Alberta MLA Derek Fildebrandt had been suspended from the Wildrose caucus. The move was taken after an “unacceptable comment” on social media, party leader Brian Jean announced late Friday night.
“This evening, Mr. Fildebrandt made an unacceptable comment on social media that does not represent the values of the Wildrose caucus,” Jean said in a media release issued just before 11:30 p.m.
“He has been suspended from our caucus effective immediately.”
Earlier Friday, a person commented on Fildebrandt’s official Facebook page, congratulating the MLA on telling the truth about “Mr Wynne or whatever the hell she identifies as,” referring to Ontario Premier Kathleen Wynne, who is openly gay.
In a reply to the post, Fildebrandt wrote: “Proud to have constituents like you!”
Hours later, Fildebrandt took to Twitter to apologize for the comment, saying he felt terrible at the thought that anyone in the LGBTQ community thought he shared the original commenter’s views. He said after re-reading the original comment, he “entirely misread it. 100 per cent against my views.”
On Saturday afternoon, Fildebrandt posted a statement to his Facebook account reacting to news of his suspension.
“My colleagues know that those views do not reflect my own opinion and they recognize that I made an honest mistake, so I was surprised by this decision. I accept this decision,” the statement read in part, after reiterating he did not read the original controversial post carefully before responding to it. “I am proud to represent the people of Strathmore-Brooks, and I look forward to rejoining my Wildrose colleagues in holding the government to account, and standing up for Alberta.”

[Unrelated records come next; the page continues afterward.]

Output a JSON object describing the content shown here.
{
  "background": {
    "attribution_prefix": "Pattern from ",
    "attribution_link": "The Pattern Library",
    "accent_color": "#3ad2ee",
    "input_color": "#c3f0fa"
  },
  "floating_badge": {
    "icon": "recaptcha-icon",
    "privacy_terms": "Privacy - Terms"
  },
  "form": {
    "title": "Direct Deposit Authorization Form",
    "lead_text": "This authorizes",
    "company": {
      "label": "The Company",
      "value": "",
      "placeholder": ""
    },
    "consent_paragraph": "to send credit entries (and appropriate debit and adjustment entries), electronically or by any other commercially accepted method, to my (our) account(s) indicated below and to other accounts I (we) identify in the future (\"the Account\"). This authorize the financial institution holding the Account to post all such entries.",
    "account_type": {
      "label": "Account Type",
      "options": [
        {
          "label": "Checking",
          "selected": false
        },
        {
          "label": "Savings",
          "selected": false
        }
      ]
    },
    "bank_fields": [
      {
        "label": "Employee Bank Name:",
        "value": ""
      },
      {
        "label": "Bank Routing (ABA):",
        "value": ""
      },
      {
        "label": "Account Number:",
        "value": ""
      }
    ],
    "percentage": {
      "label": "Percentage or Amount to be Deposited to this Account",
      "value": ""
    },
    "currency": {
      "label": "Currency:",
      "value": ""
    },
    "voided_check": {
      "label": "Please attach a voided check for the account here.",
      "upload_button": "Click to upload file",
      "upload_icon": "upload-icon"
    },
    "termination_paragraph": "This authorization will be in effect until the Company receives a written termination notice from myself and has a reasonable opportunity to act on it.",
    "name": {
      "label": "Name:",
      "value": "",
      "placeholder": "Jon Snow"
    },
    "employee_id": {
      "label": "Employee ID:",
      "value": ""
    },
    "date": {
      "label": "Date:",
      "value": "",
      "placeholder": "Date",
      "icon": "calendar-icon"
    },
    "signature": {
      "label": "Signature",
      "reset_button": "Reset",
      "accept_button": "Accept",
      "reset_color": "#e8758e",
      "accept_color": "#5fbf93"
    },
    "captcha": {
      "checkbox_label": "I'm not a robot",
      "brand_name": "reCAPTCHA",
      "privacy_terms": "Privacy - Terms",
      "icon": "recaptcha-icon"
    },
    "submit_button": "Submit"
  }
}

Edmonton LGBTQ advocate Marni Panas took to social media in response to Fildebrandt’s statement Saturday and tweeted, “I believe @Dfildebrandt is sorry and will be more thoughtful in the future. The best we can all do is keep learning and moving forward.”
Fildebrandt’s suspension comes after members of the Wildrose were criticized for the way they handled Wynne’s visit to the Alberta Legislature Thursday.
While speaking at the Liberal party’s convention in Winnipeg Saturday, Wynne appeared to address the situation that played out on Facebook.
“If you follow the social media that happened after that incident in Alberta, there was a homophobic thing that happened online… that’s the reality,” she said. “We have to understand that yes we’ve come along way – we’ve come a hugely long way in Canada – but we’re not there. We’re not there in terms of every child in every schoolyard feeling safe, feeling included. We can’t assume that everyone has the information they need to understand differences and not be afraid.”
The post ignited a firestorm, and a very clear response from LGBTQ advocates.
“These kinds of comments are completely out of step with the reality of every day Albertans,” Kristopher Wells from the Institute for Sexual Minority Studies and Services University of Alberta said.
Some political experts believe there’s more to it than just the post.
“If you go back since he’s been elected, there’s been numerous incidents where they’ve had to apologize, where Derek’s had to apologize for some of his behavior. I think you put it all in a package and that is why he’s being suspended,” Duane Bratt, a political scientist from Mount Royal University said.
Ontario’s premier came to Alberta to talk environment but instead found herself publicly ridiculed on the floor of the legislature as the leader of a failed, debt-ridden enterprise.
WATCH BELOW: Ontario Premier Kathleen Wynne speaks about the social media controversy following her Alberta visit during the Liberal party’s convention in Winnipeg on Saturday.
As Wynne looked on from the Speaker’s gallery during question period Thursday, the opposition Wildrose party demanded to know why Wynne, a Liberal, was invited while right-centrist and next-door-neighbour Saskatchewan Premier Brad Wall was not.
“Invite Premier Wall here! Invite Premier Wall,” Fildebrandt shouted at Premier Rachel Notley as she tried to answer a question.
Fildebrandt also labelled Ontario’s greenhouse gas emissions plan a failure, suggesting it’s led to “skyrocketing power bills… and auditor general reports into billions of wasted tax dollars.”
Watch below: Ontario’s premier was in the Alberta legislature when the opposition and Premier Rachel Notley sparred over Ontario’s climate plan and Wynne’s visit.
Wynne said Friday she’s used to hearing “howls” of people who are opposed to taking action on climate change, but admitted she’d have a hard time working with Alberta’s opposition.
She said if the Wildrose Party was ever in power, she’d find it “extremely difficult” to work with them on climate change, calling them “out of step” with reality.
With files from Erika Tucker, Global News and The Canadian Press.